Sexual abuse of children in council care in Nottinghamshire was widespread for decades and repeated failures to learn from mistakes exposed more young people to harm, a report has concluded.
Some 350 people alleged they were abused while in residential or foster care in the county from the 1960s onwards, but the Independent Inquiry into Child Sexual Abuse (IICSA) said the true scale is likely to be higher.
The panel, presenting its report on Wednesday following 15 days of evidence at public hearings in October, said it was the largest number of specific allegations of sexual abuse in a single investigation that the inquiry has considered to date.
Widespread abuse including repeated rapes, sexual assaults and voyeurism took place during the 1970s, 1980s and 1990s in many of Nottinghamshire County Council’s and Nottingham City Council’s homes as well as in foster care, the report concluded.
As well as this, “harmful sexual behaviour” also occurred between children in both settings, it said.
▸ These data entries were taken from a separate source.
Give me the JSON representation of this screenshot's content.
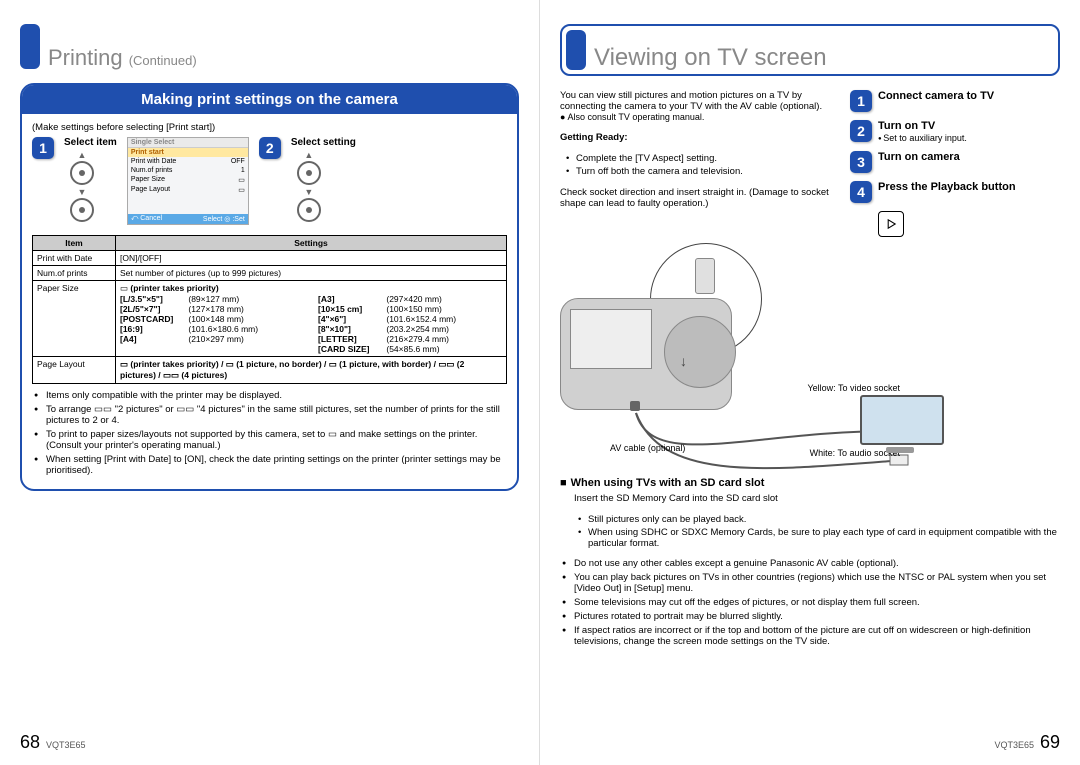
{
  "left": {
    "title_main": "Printing",
    "title_cont": "(Continued)",
    "panel_head": "Making print settings on the camera",
    "pre_note": "(Make settings before selecting [Print start])",
    "step1_label": "Select item",
    "step2_label": "Select setting",
    "mini": {
      "header": "Single Select",
      "rows": [
        {
          "k": "Print start",
          "v": ""
        },
        {
          "k": "Print with Date",
          "v": "OFF"
        },
        {
          "k": "Num.of prints",
          "v": "1"
        },
        {
          "k": "Paper Size",
          "v": "▭"
        },
        {
          "k": "Page Layout",
          "v": "▭"
        }
      ],
      "cancel": "Cancel",
      "select": "Select ◎ :Set"
    },
    "table_head_item": "Item",
    "table_head_settings": "Settings",
    "rows": {
      "print_with_date": {
        "item": "Print with Date",
        "val": "[ON]/[OFF]"
      },
      "num_of_prints": {
        "item": "Num.of prints",
        "val": "Set number of pictures (up to 999 pictures)"
      },
      "paper_size": {
        "item": "Paper Size",
        "lead": "(printer takes priority)",
        "col1": [
          {
            "n": "[L/3.5\"×5\"]",
            "d": "(89×127 mm)"
          },
          {
            "n": "[2L/5\"×7\"]",
            "d": "(127×178 mm)"
          },
          {
            "n": "[POSTCARD]",
            "d": "(100×148 mm)"
          },
          {
            "n": "[16:9]",
            "d": "(101.6×180.6 mm)"
          },
          {
            "n": "[A4]",
            "d": "(210×297 mm)"
          }
        ],
        "col2": [
          {
            "n": "[A3]",
            "d": "(297×420 mm)"
          },
          {
            "n": "[10×15 cm]",
            "d": "(100×150 mm)"
          },
          {
            "n": "[4\"×6\"]",
            "d": "(101.6×152.4 mm)"
          },
          {
            "n": "[8\"×10\"]",
            "d": "(203.2×254 mm)"
          },
          {
            "n": "[LETTER]",
            "d": "(216×279.4 mm)"
          },
          {
            "n": "[CARD SIZE]",
            "d": "(54×85.6 mm)"
          }
        ]
      },
      "page_layout": {
        "item": "Page Layout",
        "val": "▭ (printer takes priority) / ▭ (1 picture, no border) / ▭ (1 picture, with border) / ▭▭ (2 pictures) / ▭▭ (4 pictures)"
      }
    },
    "bullets": [
      "Items only compatible with the printer may be displayed.",
      "To arrange ▭▭ \"2 pictures\" or ▭▭ \"4 pictures\" in the same still pictures, set the number of prints for the still pictures to 2 or 4.",
      "To print to paper sizes/layouts not supported by this camera, set to ▭ and make settings on the printer. (Consult your printer's operating manual.)",
      "When setting [Print with Date] to [ON], check the date printing settings on the printer (printer settings may be prioritised)."
    ],
    "page_num": "68",
    "doc_id": "VQT3E65"
  },
  "right": {
    "title": "Viewing on TV screen",
    "intro": "You can view still pictures and motion pictures on a TV by connecting the camera to your TV with the AV cable (optional).",
    "intro_b": "Also consult TV operating manual.",
    "getting_ready": "Getting Ready:",
    "gr_list": [
      "Complete the [TV Aspect] setting.",
      "Turn off both the camera and television."
    ],
    "socket_note": "Check socket direction and insert straight in. (Damage to socket shape can lead to faulty operation.)",
    "steps": [
      {
        "n": "1",
        "t": "Connect camera to TV"
      },
      {
        "n": "2",
        "t": "Turn on TV",
        "sub": "Set to auxiliary input."
      },
      {
        "n": "3",
        "t": "Turn on camera"
      },
      {
        "n": "4",
        "t": "Press the Playback button"
      }
    ],
    "labels": {
      "yellow": "Yellow: To video socket",
      "white": "White: To audio socket",
      "av": "AV cable (optional)"
    },
    "sd_head": "When using TVs with an SD card slot",
    "sd_lead": "Insert the SD Memory Card into the SD card slot",
    "sd_items": [
      "Still pictures only can be played back.",
      "When using SDHC or SDXC Memory Cards, be sure to play each type of card in equipment compatible with the particular format."
    ],
    "notes": [
      "Do not use any other cables except a genuine Panasonic AV cable (optional).",
      "You can play back pictures on TVs in other countries (regions) which use the NTSC or PAL system when you set [Video Out] in [Setup] menu.",
      "Some televisions may cut off the edges of pictures, or not display them full screen.",
      "Pictures rotated to portrait may be blurred slightly.",
      "If aspect ratios are incorrect or if the top and bottom of the picture are cut off on widescreen or high-definition televisions, change the screen mode settings on the TV side."
    ],
    "page_num": "69",
    "doc_id": "VQT3E65"
  }
}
In a damning assessment of the councils’ failures, the report said: “For more than five decades, the councils failed in their statutory duty to protect children in their care from sexual abuse.
“These were children who were being looked after away from their family homes because of adverse childhood experiences and their own pre‑existing vulnerabilities.
“They needed to be nurtured, cared for and protected by adults they could trust. Instead, the councils exposed them to the risk, and reality, of sexual abuse perpetrated primarily by predatory residential staff and foster carers.”
Between the late 1970s and 2019, the report said 16 residential staff were convicted of sexual abuse of children in residential care. Ten foster carers were convicted of sexual abuse of their foster children.
The panel said it was also aware of 12 convictions relating to the harmful sexual behaviour of children against other children in care.
The inquiry heard about the notorious Beechwood Care Home, of which both male and female former residents described being routinely sexually abused by members of staff and being too afraid to report it.
The report said abuse also took place in a number of other children’s residential units, including Hazelwood, Skegby Hall, Edwinstowe, Sandown Road, Wollaton House, Hillcrest, Risley Hall, Greencroft, Beckhampton Road, Woodnook, Amberdale and Three Roofs.
The panel also criticised a comment by a city council leader, who it quoted as saying last year “we will apologise when there is something to apologise for”, as being “crass” and having caused “avoidable upset”.
It said the provision and consistency of support and counselling for victims “remains an issue”.
The report recommends both councils should “assess the potential risks posed by current and former foster carers directly provided by the council in relation to the sexual abuse of children”.
In a second recommendation, it said the city council and its child protection partners “should commission an independent, external evaluation of their practice concerning harmful sexual behaviour, including responses, prevention, assessment, intervention and workforce development”.
Criticism was also levelled at Nottinghamshire Police, which the inquiry panel said had not properly resourced its initial investigation into allegations of non-recent abuse of children in care, nor treated the allegations with “sufficient seriousness”.
It said that despite increased confidence in the police investigations after a number of prosecutions, “only now have Nottinghamshire Police begun to address weaknesses in its approach to child protection”.
Inquiry chairwoman Professor Alexis Jay said: “For decades, children who were in the care of the Nottinghamshire councils suffered appalling sexual and physical abuse, inflicted by those who should have nurtured and protected them.
“Those responsible for overseeing the care of children failed to question the extent of sexual abuse or what action was being taken. Despite decades of evidence and many reviews showing what needed to change, neither of the councils learnt from their mistakes, meaning that more children suffered unnecessarily.
“We hope this report and recommendations can help ensure it never happens again.”